Belarus welcomes RU professor and author
As part of a three-day promotional tour in support of his recently-published book, Grigory Ioffe, professor of geospatial science at Radford University, was taken aback by his reception as he visited Minsk, Belarus, in January.
"The publicity exceeded my expectations," said Ioffe. "I met with President of Belarus, did television and press agency interviews and made two presentations, one at the Academy of Public Administration and one at the National Library."
Ioffe, was in Belarus to promote "Reassessing Lukashenka," an assessment of the long and controversial presidency of Alexander Lukashenka, president of Belarus, an Eastern European country with a population of more than nine million that borders both Russia and Ukraine.
"The book looks at President Lukashenka's presidency largely from a domestic vantage point," he said. "I tried to evaluate his presidency using a variety of cultural and economic criteria as well as historical context.
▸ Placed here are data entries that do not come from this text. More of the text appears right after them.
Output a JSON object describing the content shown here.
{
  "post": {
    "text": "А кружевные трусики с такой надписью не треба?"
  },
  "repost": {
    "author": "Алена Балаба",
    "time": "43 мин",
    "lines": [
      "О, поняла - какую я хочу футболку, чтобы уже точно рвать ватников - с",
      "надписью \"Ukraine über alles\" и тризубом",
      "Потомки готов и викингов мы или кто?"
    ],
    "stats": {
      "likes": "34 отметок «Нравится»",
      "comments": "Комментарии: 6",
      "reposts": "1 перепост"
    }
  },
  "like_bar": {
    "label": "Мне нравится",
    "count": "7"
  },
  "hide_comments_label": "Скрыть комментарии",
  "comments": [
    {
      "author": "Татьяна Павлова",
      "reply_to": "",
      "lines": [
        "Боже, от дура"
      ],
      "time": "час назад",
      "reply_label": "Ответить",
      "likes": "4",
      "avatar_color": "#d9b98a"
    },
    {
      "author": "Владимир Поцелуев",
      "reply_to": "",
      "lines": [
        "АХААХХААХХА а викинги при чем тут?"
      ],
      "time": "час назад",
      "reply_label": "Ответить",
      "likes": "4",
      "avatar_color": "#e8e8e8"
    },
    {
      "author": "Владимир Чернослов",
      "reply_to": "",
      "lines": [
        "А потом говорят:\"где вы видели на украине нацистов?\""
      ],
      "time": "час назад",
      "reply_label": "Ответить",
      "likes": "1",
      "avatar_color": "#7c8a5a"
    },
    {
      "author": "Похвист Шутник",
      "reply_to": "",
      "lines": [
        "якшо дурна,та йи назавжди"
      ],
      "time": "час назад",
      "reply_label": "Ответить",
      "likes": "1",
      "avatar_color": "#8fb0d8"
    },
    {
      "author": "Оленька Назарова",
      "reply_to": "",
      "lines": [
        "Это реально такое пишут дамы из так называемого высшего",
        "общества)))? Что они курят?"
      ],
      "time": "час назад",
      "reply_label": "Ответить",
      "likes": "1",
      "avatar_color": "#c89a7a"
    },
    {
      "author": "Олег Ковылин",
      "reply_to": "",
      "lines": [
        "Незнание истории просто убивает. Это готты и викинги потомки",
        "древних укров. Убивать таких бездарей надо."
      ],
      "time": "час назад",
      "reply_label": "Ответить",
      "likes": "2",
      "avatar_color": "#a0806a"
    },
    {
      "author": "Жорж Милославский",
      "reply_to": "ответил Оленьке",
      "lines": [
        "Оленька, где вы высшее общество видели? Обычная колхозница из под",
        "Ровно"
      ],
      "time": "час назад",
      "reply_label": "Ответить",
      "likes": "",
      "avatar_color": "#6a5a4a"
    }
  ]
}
I tried to go beyond just ideology."
Ioffe, who describes himself as "far from the corridors of power," was granted unique access to the controversial four-term head of state. For the nearly 300-page book published in October by Palgrave Macmillan, he interviewed Lukashenka twice, for seven hours in total.
Ioffe said the book's release came at a time when Lukashenka and Belarus are hoping to improve relations with the West. Belarus and its president recently hosted talks in Minsk, the Belarusian capital, on resolving the conflict in Ukraine.
"It is a controversial book on a controversial man with both positive and negative views," he said. "In many ways, my conclusions are out of line with conventional wisdom. Economically, geopolitically and socially, Belarus is distinctive and the Lukashenka presidency is a product of those local conditions."
Ioffe began his study of Belarus in 2001. As he studied the country, the country's president and the environment in which Lukashenka has flourished became a compelling subject to Ioffe, a human geography specialist.
"He is an authoritarian leader who has been in power for more than 20 years and he succeeded in many ways. Any student of the country must acknowledge this monumental figure and the conditions in which he has arisen," Ioffe said.
The whirlwind tour in support of his book's release and his reception in Belarus were unique experiences for an academic author, Ioffe said. A highlight of the tour came when Ioffe addressed more than 300 Belarusian guests at a speech at the Academy of Public Administration. The audience at the National Library was smaller but with several prominent attendees including Minister of Information of Belarus, Head of the Political Section of the European Union's Delegation to Belarus, First Secretary of the Russian Embassy, and quite a few Belarusian entrepreneurs.
"It was unusual and, at times, awkward, but it was enjoyable and eventful," Ioffe said.